Required action: Read through the listing below, and copy every line where the string "Scene" appears.

Study material:
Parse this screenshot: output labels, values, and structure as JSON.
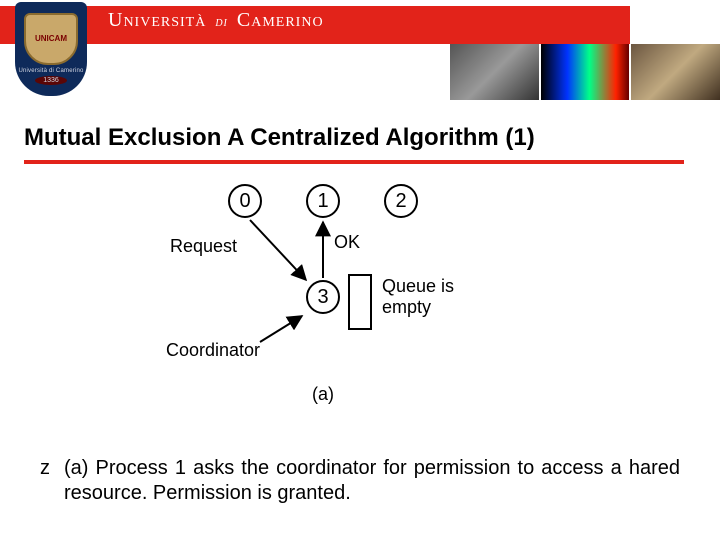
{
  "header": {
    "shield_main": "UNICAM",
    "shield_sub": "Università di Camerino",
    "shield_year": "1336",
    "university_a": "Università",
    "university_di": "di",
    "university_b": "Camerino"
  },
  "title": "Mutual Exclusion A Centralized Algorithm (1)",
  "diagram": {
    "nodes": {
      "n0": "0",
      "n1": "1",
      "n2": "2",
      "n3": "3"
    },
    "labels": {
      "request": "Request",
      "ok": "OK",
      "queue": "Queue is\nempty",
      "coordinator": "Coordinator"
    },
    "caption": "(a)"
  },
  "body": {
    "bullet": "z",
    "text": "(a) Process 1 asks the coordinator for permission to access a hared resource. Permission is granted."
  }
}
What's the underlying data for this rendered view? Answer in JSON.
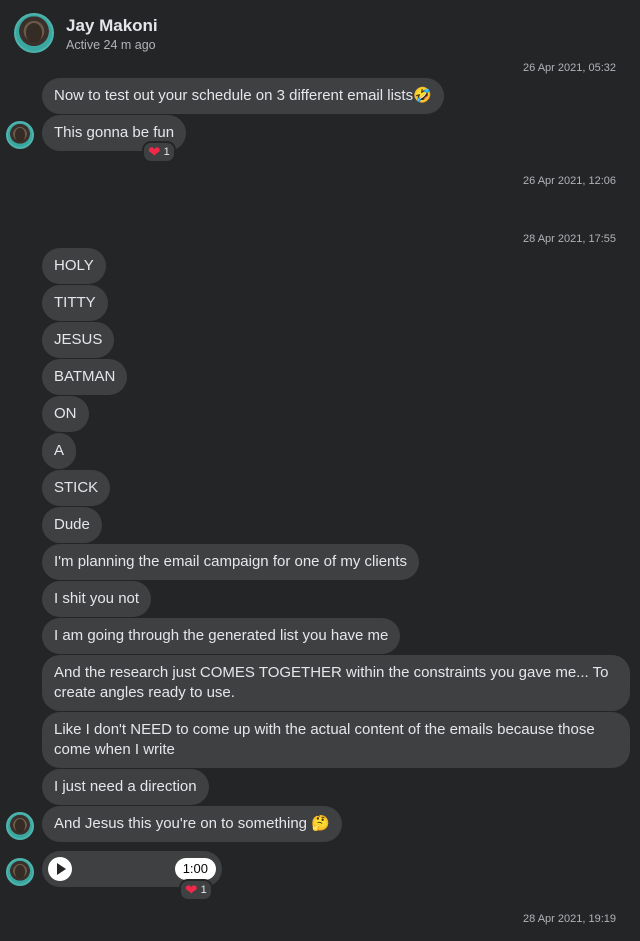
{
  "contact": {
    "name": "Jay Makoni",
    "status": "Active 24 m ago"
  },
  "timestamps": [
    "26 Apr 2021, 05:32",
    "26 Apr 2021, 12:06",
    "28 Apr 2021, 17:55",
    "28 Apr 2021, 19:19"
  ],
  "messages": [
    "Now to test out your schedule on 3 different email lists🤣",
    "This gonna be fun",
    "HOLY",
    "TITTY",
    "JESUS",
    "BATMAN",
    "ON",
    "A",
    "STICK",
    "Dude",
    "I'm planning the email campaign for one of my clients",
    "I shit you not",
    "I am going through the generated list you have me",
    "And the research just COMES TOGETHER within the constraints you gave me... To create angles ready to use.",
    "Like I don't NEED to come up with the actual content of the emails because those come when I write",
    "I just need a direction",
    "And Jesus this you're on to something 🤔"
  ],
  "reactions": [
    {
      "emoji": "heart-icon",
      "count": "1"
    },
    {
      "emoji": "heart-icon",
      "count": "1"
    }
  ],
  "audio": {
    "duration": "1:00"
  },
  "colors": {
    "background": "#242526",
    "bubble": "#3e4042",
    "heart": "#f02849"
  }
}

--

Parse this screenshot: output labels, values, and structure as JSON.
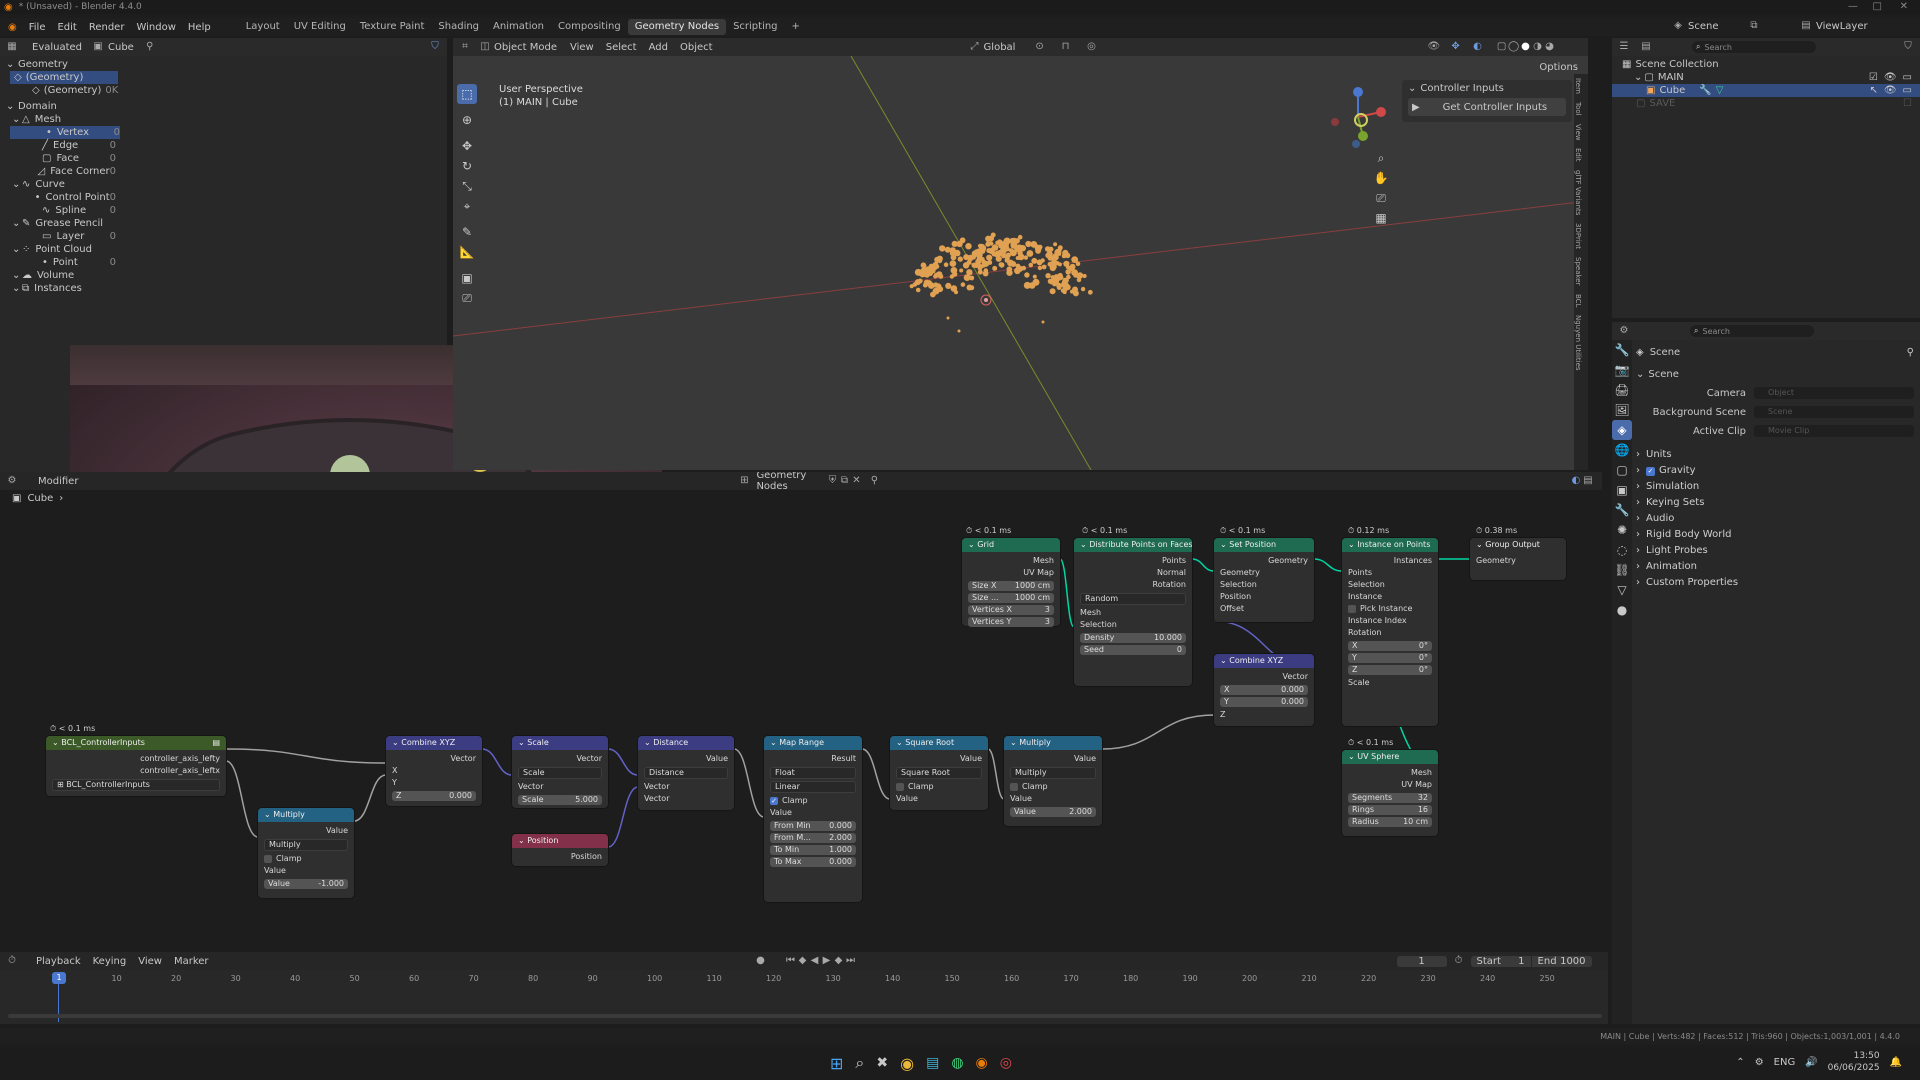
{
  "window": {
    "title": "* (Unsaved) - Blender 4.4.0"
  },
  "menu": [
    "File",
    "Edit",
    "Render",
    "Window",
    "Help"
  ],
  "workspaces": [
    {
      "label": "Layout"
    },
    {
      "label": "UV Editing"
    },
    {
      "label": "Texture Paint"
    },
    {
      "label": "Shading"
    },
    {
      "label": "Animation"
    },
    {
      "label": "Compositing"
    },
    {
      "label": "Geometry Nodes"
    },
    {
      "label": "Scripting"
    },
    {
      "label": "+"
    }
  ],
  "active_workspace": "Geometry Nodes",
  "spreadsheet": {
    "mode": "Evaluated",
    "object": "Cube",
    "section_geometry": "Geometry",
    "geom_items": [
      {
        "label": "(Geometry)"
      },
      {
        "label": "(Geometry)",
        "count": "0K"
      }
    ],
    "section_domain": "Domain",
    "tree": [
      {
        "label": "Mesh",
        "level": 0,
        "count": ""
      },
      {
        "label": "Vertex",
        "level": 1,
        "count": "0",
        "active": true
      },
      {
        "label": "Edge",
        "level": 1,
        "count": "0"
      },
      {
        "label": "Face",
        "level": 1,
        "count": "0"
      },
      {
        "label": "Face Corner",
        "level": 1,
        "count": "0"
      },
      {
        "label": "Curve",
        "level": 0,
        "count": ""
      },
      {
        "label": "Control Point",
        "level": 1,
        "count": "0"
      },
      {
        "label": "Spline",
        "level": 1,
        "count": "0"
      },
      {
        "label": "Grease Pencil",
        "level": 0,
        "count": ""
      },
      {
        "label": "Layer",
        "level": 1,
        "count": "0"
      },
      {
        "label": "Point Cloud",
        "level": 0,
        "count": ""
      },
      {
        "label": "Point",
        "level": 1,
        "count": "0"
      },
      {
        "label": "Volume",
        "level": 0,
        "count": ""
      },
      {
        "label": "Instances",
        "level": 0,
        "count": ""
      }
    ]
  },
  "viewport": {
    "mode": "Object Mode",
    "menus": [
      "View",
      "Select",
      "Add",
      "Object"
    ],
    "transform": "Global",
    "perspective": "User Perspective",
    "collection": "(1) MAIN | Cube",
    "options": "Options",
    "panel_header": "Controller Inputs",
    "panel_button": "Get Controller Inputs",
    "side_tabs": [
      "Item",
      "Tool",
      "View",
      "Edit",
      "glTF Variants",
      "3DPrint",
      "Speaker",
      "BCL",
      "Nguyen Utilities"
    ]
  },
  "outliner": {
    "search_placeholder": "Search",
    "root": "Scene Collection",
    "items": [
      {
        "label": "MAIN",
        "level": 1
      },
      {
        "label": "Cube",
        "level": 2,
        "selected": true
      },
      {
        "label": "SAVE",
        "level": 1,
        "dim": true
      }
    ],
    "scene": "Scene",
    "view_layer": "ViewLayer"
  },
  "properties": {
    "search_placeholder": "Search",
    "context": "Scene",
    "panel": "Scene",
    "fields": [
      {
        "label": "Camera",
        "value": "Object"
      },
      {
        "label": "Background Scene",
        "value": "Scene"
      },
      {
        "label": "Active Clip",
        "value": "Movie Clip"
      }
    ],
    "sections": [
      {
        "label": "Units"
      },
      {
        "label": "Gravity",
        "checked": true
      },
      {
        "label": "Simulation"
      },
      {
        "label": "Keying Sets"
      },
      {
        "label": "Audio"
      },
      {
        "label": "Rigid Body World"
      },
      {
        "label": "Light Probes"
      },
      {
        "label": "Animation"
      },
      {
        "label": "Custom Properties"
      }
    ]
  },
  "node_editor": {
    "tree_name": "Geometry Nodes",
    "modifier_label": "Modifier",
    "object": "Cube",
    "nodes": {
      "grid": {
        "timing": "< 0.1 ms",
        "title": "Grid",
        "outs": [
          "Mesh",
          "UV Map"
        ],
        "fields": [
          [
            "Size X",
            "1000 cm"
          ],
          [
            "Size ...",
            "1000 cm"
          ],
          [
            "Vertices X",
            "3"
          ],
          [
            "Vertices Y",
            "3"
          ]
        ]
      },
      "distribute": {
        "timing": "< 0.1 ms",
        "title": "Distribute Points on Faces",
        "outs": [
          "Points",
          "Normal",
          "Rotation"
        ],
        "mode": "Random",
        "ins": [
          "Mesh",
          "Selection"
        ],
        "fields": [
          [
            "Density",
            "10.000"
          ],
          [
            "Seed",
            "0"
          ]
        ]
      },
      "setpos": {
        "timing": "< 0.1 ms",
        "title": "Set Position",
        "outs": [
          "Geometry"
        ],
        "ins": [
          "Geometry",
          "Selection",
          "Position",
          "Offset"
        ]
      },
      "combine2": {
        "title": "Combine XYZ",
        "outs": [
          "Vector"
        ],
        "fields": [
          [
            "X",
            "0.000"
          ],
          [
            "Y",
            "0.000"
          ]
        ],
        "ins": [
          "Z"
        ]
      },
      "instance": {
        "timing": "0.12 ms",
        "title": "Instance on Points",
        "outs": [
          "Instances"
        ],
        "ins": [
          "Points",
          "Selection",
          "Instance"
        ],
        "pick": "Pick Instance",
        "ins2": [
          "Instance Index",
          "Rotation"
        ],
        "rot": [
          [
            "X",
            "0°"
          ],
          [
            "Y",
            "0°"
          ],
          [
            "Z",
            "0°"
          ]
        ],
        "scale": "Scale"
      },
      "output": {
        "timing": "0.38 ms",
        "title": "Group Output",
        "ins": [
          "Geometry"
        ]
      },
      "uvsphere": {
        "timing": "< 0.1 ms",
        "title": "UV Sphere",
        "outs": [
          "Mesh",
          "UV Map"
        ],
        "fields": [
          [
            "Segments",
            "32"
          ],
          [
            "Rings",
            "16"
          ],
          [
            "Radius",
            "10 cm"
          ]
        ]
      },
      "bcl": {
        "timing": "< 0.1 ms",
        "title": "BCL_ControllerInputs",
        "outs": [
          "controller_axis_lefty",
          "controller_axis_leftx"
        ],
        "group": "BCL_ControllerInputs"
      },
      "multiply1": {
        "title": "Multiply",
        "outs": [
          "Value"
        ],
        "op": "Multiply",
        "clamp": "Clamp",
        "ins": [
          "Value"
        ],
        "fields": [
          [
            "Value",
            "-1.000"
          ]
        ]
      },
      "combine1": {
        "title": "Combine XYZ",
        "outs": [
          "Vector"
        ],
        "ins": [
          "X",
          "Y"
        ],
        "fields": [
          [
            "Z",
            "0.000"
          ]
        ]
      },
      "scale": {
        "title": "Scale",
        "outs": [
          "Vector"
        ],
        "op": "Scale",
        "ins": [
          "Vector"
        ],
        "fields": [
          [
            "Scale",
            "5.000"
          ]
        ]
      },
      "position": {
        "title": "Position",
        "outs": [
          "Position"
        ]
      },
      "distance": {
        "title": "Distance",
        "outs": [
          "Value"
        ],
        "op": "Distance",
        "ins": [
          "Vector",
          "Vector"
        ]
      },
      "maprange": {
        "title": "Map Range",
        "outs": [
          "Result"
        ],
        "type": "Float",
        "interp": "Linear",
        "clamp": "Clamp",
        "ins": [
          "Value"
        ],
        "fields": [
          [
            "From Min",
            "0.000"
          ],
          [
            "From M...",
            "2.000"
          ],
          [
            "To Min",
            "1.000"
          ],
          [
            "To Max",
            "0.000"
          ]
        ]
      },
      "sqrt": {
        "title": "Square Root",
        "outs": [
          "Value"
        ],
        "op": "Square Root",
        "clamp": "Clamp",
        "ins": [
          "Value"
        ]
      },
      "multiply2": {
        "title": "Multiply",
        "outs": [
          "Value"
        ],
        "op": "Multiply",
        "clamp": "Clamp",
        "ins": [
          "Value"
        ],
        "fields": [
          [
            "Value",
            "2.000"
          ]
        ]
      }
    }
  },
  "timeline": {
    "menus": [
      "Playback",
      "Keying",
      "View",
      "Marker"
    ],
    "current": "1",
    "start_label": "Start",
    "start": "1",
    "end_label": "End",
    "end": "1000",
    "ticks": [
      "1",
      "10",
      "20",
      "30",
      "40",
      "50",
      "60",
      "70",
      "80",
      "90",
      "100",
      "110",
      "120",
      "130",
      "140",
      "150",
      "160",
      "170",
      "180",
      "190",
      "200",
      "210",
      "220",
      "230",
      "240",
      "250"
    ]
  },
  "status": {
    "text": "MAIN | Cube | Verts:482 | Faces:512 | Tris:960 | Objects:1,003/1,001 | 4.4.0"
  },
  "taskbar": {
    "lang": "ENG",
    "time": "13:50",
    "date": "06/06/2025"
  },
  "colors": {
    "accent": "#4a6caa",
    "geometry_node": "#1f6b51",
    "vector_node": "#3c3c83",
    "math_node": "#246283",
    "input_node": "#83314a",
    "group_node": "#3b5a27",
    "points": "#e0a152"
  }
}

Final answer:
    "root": "Scene Collection",
    "scene": "Scene",
    "context": "Scene",
    "panel": "Scene",
        "label": "Background Scene",
        "value": "Scene"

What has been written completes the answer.